WHAT THIS TASK INVOLVES: What is needed is a faithful copy of all the entries, with no pictures in it.

[[ ENTRIES SUPPLIED, beginning ]]

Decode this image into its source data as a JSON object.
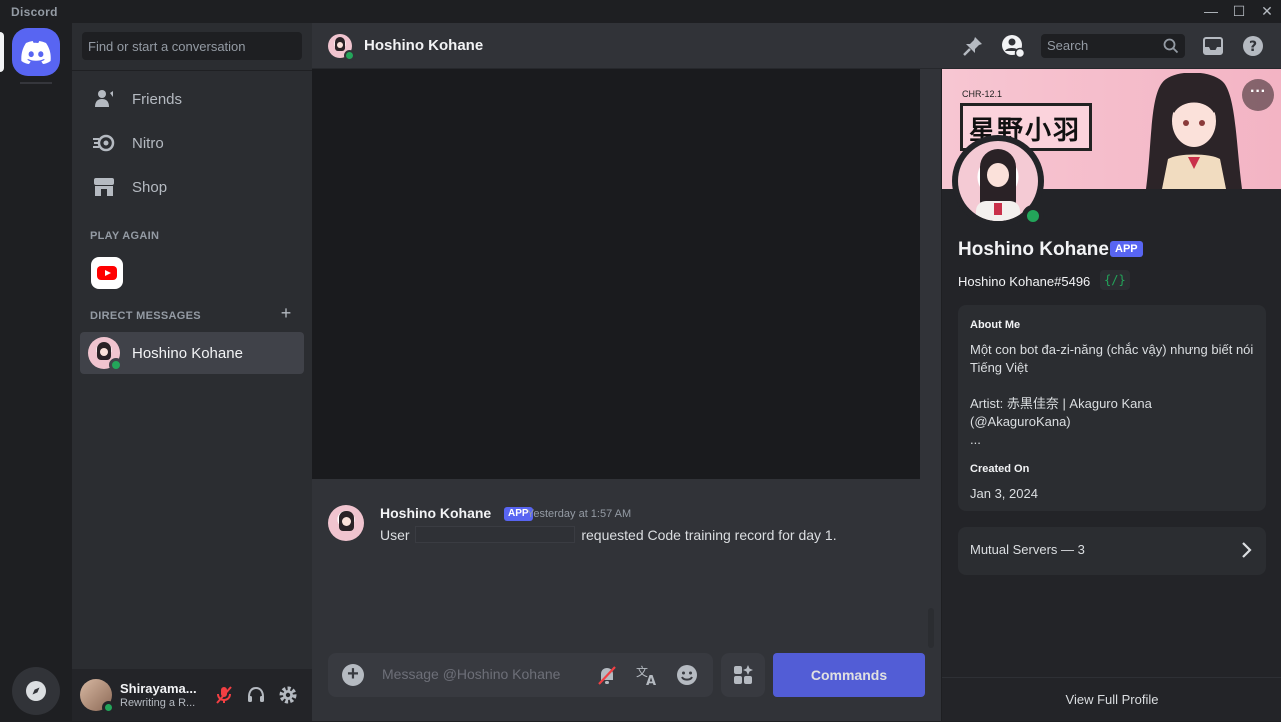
{
  "window": {
    "title": "Discord",
    "minimize": "—",
    "maximize": "☐",
    "close": "✕"
  },
  "rail": {
    "home_icon": "discord-logo-icon",
    "discover_icon": "compass-icon"
  },
  "sidebar": {
    "search_placeholder": "Find or start a conversation",
    "nav": [
      {
        "label": "Friends",
        "icon": "friends-icon"
      },
      {
        "label": "Nitro",
        "icon": "nitro-icon"
      },
      {
        "label": "Shop",
        "icon": "shop-icon"
      }
    ],
    "play_again_title": "PLAY AGAIN",
    "play_again_icon": "youtube-icon",
    "dm_title": "DIRECT MESSAGES",
    "dm_add": "+",
    "dms": [
      {
        "name": "Hoshino Kohane",
        "status": "online"
      }
    ]
  },
  "user_panel": {
    "name": "Shirayama...",
    "status_text": "Rewriting a R..."
  },
  "chat": {
    "header_title": "Hoshino Kohane",
    "message": {
      "author": "Hoshino Kohane",
      "badge": "APP",
      "time": "Yesterday at 1:57 AM",
      "text_before": "User",
      "text_after": "requested Code training record for day 1."
    },
    "composer_placeholder": "Message @Hoshino Kohane",
    "commands_label": "Commands"
  },
  "toolbar": {
    "search_placeholder": "Search"
  },
  "profile": {
    "banner_code": "CHR-12.1",
    "banner_title": "星野小羽",
    "more": "···",
    "name": "Hoshino Kohane",
    "badge": "APP",
    "tag": "Hoshino Kohane#5496",
    "dev_badge": "{/}",
    "about_title": "About Me",
    "about_line1": "Một con bot đa-zi-năng (chắc vậy) nhưng biết nói Tiếng Việt",
    "about_line2": "Artist: 赤黒佳奈 | Akaguro Kana (@AkaguroKana)",
    "about_line3": "...",
    "created_title": "Created On",
    "created_value": "Jan 3, 2024",
    "mutual_servers": "Mutual Servers — 3",
    "view_full": "View Full Profile"
  },
  "colors": {
    "accent": "#5865f2",
    "online": "#23a55a",
    "background": "#313338",
    "sidebar": "#2b2d31"
  }
}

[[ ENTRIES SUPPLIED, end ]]

ANSWER BELOW:
Decode this image into its source data as a JSON object.
{
  "window": {
    "title": "Discord",
    "minimize": "—",
    "maximize": "☐",
    "close": "✕"
  },
  "rail": {
    "home_icon": "discord-logo-icon",
    "discover_icon": "compass-icon"
  },
  "sidebar": {
    "search_placeholder": "Find or start a conversation",
    "nav": [
      {
        "label": "Friends",
        "icon": "friends-icon"
      },
      {
        "label": "Nitro",
        "icon": "nitro-icon"
      },
      {
        "label": "Shop",
        "icon": "shop-icon"
      }
    ],
    "play_again_title": "PLAY AGAIN",
    "play_again_icon": "youtube-icon",
    "dm_title": "DIRECT MESSAGES",
    "dm_add": "+",
    "dms": [
      {
        "name": "Hoshino Kohane",
        "status": "online"
      }
    ]
  },
  "user_panel": {
    "name": "Shirayama...",
    "status_text": "Rewriting a R..."
  },
  "chat": {
    "header_title": "Hoshino Kohane",
    "message": {
      "author": "Hoshino Kohane",
      "badge": "APP",
      "time": "Yesterday at 1:57 AM",
      "text_before": "User",
      "text_after": "requested Code training record for day 1."
    },
    "composer_placeholder": "Message @Hoshino Kohane",
    "commands_label": "Commands"
  },
  "toolbar": {
    "search_placeholder": "Search"
  },
  "profile": {
    "banner_code": "CHR-12.1",
    "banner_title": "星野小羽",
    "more": "···",
    "name": "Hoshino Kohane",
    "badge": "APP",
    "tag": "Hoshino Kohane#5496",
    "dev_badge": "{/}",
    "about_title": "About Me",
    "about_line1": "Một con bot đa-zi-năng (chắc vậy) nhưng biết nói Tiếng Việt",
    "about_line2": "Artist: 赤黒佳奈 | Akaguro Kana (@AkaguroKana)",
    "about_line3": "...",
    "created_title": "Created On",
    "created_value": "Jan 3, 2024",
    "mutual_servers": "Mutual Servers — 3",
    "view_full": "View Full Profile"
  },
  "colors": {
    "accent": "#5865f2",
    "online": "#23a55a",
    "background": "#313338",
    "sidebar": "#2b2d31"
  }
}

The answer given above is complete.